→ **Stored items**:
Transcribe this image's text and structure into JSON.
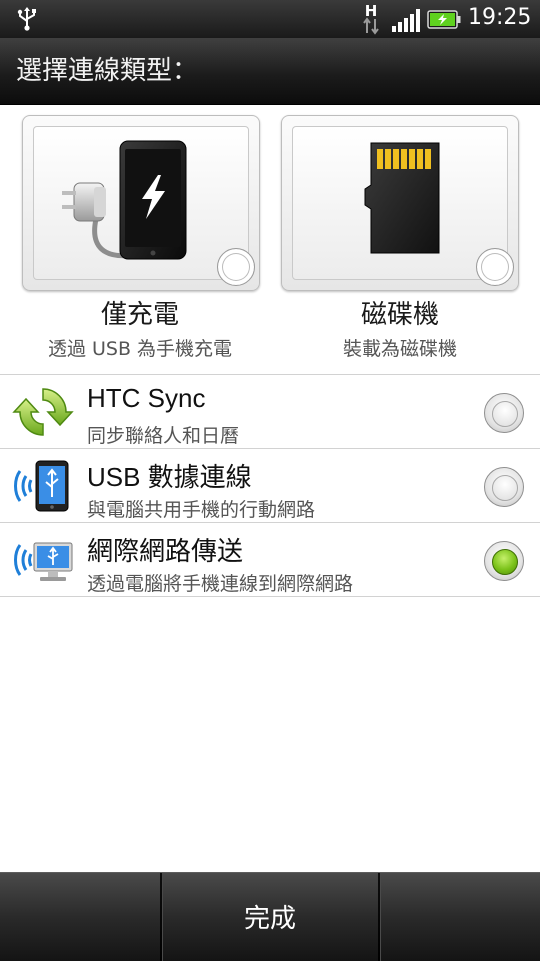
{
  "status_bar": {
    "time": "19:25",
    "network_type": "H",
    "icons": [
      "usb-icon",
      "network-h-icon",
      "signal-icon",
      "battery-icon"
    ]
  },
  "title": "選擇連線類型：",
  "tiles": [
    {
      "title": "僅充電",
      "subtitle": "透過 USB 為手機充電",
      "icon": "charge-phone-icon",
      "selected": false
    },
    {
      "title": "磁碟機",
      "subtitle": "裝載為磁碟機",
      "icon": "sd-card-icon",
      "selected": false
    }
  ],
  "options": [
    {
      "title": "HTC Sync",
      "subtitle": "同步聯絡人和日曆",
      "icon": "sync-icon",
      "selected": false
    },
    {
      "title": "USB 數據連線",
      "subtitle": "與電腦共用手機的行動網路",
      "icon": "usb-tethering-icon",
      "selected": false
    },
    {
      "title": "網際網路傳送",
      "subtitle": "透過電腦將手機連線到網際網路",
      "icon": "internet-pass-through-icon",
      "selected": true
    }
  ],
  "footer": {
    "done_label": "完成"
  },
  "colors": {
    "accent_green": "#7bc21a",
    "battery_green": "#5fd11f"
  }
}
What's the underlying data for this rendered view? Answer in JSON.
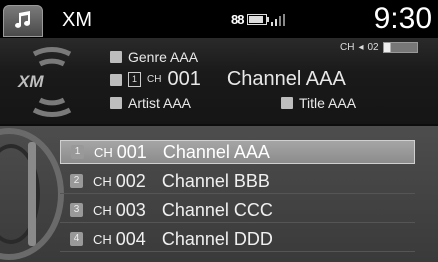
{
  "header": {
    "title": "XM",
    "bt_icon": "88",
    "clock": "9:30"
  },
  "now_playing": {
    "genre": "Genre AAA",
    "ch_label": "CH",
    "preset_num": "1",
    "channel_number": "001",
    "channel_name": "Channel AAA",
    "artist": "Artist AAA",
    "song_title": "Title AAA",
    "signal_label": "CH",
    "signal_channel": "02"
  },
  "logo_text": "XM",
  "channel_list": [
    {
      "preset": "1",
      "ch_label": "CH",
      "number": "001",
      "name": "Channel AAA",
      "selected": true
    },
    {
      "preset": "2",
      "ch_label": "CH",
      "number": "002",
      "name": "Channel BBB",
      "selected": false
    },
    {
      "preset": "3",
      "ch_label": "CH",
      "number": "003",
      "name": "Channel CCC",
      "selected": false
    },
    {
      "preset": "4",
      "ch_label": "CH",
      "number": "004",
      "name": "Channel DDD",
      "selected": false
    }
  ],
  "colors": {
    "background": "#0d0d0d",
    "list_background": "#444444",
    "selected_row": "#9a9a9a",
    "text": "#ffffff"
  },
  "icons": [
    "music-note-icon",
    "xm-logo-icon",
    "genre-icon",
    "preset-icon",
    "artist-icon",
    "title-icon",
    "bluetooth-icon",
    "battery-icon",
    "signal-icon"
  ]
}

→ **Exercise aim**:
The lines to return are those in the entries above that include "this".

→ **Response box**:
Transcribe this image's text and structure into JSON.
What's the underlying data for this rendered view? Answer in JSON.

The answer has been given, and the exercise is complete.